P(B) = 0,30      P(D/B) = 0,03
P(C) = 0,20      P(D/C) = 0,05

Now letโ€™s see how we can calculate the probability that a container produced by this juice factory is defective and we will apply the total probability formula. Being P (D) the probability that a container is defective.

P[D] =[ P(A) x P(D/A) ] + [ P(B) x P(D/B) ] + [ P(C) x P(D/C) ] = [ 0,5 x 0,02 ] + [ 0,3 x 0,03 ] + [ 0,2 x 0,05 ] = 0,029

If we express the result in percentages, we can say that the probability of a package being defective is 2.9%. Now, if we want to know when we obtain a defective container, what probabilities we have that it has been manufactured specifically by machine A, by machine B or by C. This is when we use Bayesโ€™ Theorem, since knowing that a container is defective, we already have prior information. Now we only have to calculate the probability that it has been produced by which of the machines that exist in the factory.

P[A/D] = (P[A].P[D/A])/(P[D])=  [0,50 x 0,02] / 0,029 = 0,345
P[B/D] = (P[B].P[D/B])/(P[D])= [0,30 x  0,03] / 0,029 = 0,31
P[C/D] = (P[C].P[D/C])/(P[D])= [0,20 x 0.05] / 0,029 = 0,344

When adding all the results we should obtain the unit, representing all the defective containers, but we realize that when adding 0.345 + 0.31 + 0.344 = 0.999, which as we observe is almost equal to 1, we then understand that there is a minimum loss per the rest of the decimals not used in the summation.

On the other hand, when interpreting the results, we can conclude that the defective packaging has a 34.5% probability of having been produced in machine A, 31% of having been produced in machine B and 34.4% that it was produced on machine C.

It is important to emphasize that the summation term that exists in the denominator of Bayesโ€™ Theorem, we calculate it in advance and call it P[D].

โž– Exercise 2ยถ

Letโ€™s assume that 15% of the employees of a company are engineers, while 25% of the employees are economists. But 75% of engineering employees hold some managerial position, with respect to economists, 50% of them also have a managerial position. On the other hand, the rest of the managers who are neither engineers nor economists represent 20%. If we want to know the probability that a manager is an engineer, economist or any other profession, it is advisable to use Bayesโ€™ Theorem.

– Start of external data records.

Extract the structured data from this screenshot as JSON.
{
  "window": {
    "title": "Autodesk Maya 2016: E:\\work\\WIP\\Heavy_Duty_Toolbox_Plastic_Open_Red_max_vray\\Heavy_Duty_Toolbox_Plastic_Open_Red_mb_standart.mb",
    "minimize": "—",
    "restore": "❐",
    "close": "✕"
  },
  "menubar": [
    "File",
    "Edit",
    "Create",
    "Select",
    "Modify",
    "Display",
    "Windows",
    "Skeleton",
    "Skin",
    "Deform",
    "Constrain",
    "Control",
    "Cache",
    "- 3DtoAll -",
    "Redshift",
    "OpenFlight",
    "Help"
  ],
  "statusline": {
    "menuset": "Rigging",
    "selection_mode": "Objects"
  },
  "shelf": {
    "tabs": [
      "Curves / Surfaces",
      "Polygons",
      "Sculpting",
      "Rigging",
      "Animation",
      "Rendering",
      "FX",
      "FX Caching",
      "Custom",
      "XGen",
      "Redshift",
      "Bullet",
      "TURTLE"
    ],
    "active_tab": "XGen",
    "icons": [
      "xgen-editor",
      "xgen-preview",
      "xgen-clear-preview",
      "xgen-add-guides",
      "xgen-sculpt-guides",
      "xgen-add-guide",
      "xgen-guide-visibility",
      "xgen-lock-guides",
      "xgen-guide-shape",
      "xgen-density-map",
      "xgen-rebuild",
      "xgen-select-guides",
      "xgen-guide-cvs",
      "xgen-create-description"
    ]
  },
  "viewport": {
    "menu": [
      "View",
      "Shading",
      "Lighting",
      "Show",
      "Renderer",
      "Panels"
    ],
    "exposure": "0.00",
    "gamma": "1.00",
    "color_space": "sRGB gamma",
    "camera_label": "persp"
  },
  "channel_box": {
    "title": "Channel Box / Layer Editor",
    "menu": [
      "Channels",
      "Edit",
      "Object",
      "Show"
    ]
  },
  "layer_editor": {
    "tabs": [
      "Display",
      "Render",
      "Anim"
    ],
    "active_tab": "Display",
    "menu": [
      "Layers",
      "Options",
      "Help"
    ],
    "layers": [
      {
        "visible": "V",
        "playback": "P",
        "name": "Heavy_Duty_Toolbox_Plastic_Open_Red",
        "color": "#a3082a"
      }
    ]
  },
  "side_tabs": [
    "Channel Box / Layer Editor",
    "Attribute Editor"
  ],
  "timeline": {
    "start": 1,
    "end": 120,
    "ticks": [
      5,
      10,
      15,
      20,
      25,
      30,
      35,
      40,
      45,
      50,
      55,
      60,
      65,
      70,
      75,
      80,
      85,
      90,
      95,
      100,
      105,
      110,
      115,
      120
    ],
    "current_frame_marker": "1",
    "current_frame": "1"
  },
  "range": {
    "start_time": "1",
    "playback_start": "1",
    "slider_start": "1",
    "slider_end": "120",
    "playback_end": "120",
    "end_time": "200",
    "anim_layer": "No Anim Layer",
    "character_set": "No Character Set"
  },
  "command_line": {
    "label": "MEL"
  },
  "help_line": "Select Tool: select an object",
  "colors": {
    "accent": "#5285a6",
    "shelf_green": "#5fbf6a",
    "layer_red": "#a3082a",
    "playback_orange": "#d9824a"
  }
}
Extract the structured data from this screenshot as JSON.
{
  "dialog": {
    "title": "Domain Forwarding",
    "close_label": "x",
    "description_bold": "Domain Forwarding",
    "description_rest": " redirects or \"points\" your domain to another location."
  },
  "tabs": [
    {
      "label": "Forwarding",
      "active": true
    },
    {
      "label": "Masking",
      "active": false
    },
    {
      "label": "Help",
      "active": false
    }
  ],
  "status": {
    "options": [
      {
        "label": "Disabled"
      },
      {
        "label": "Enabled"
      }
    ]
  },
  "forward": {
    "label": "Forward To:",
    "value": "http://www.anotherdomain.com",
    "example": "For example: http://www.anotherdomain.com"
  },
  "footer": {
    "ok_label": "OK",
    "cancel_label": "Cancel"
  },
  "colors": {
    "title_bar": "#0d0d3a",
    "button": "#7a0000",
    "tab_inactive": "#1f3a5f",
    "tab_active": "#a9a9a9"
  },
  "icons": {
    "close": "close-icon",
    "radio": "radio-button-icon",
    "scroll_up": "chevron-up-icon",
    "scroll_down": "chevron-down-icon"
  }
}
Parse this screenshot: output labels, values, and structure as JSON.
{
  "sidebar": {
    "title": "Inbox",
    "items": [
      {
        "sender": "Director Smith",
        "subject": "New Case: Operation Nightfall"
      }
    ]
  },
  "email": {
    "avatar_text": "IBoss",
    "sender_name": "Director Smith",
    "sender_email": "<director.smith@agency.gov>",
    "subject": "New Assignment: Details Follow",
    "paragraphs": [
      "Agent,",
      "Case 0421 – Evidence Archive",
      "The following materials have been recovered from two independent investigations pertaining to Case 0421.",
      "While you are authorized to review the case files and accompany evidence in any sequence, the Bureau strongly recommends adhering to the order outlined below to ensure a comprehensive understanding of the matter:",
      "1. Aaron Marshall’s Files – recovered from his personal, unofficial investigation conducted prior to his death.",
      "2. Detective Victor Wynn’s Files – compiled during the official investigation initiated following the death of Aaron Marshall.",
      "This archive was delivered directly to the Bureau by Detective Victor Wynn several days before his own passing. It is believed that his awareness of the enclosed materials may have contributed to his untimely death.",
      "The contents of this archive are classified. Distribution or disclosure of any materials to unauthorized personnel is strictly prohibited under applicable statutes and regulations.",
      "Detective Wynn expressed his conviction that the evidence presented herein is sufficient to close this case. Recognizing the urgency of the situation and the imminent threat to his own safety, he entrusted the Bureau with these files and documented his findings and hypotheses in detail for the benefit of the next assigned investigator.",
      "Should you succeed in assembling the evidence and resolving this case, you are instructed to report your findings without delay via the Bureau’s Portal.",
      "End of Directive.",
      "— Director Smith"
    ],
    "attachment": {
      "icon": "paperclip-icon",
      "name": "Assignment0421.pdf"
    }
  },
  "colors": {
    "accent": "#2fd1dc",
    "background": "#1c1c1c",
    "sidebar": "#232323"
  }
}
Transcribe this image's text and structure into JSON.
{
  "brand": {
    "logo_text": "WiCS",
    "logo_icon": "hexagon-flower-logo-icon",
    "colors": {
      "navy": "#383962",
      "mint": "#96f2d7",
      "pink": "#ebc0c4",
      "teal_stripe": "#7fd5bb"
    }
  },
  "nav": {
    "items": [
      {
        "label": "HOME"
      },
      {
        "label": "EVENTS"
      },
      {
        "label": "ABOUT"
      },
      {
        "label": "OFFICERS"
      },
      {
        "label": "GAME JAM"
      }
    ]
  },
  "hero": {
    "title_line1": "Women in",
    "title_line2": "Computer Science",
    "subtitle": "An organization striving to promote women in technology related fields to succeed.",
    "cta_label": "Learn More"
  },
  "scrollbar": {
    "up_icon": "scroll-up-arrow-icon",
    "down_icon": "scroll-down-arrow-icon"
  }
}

To understand a little better we are going to make a tree diagram


P[Engineer / Executive] = (0,15 .0,75)/(0,15 .0,75 + 0,25 .0,5+ 0,6 .0,2) = 0,314
P[Engineer / Executive] = (0,25 .0,5)/(0,15 .0,75 + 0,25 .0,5+ 0,6 .0,2) = 0,349
P[Other / Executive] = (0,6 .0,2)/(0,15 .0,75 + 0,25 .0,5+ 0,6 .0,2) = 0,336

โž– Exercise 3ยถ

A certain factory has an alarm to alert about accidents and has only a 0.1 probability that an incident of this type will occur. Now, if an accident occurs, it has a probability of 0.97 that the alarm will sound and with a probability of 0.02 that the alarm will be activated even without any incident having occurred.

Suppose the alarm goes off at some point, what is the probability that the alarm has been activated without an accident occurring?

Letโ€™s now determine the variables involved:

A = An accident occurs
NA = No accident occurs
S = Sound Alarm
NS = Do not sound alarm

Again we will make an enlightening diagram


P[NA/S] = (0,9 .0,02)/(0,1 .0,97 + 0,9 .0,02) = 0,157

As we can see, the probability that the alarm sounds without an accident having occurred is 15.7% As we can see, applying Bayesโ€™ Theorem does not have major complications. But if after seeing each and every one of these exercises you have any concerns, please do not hesitate to ask, which I will gladly try to answer as soon as possible.

About the Authorยถ

Graduated in Mechanical Engineering, and a masterโ€™s degree in teaching component, I gave classes in several institutes of mathematics and physics, but I also dedicated several years of my life as a television producer, I did the scripts for mikes, the camera direction, editing of video and even the location. Later I was dedicated to SEO writing for a couple of years. I like poetry, chess and dominoes.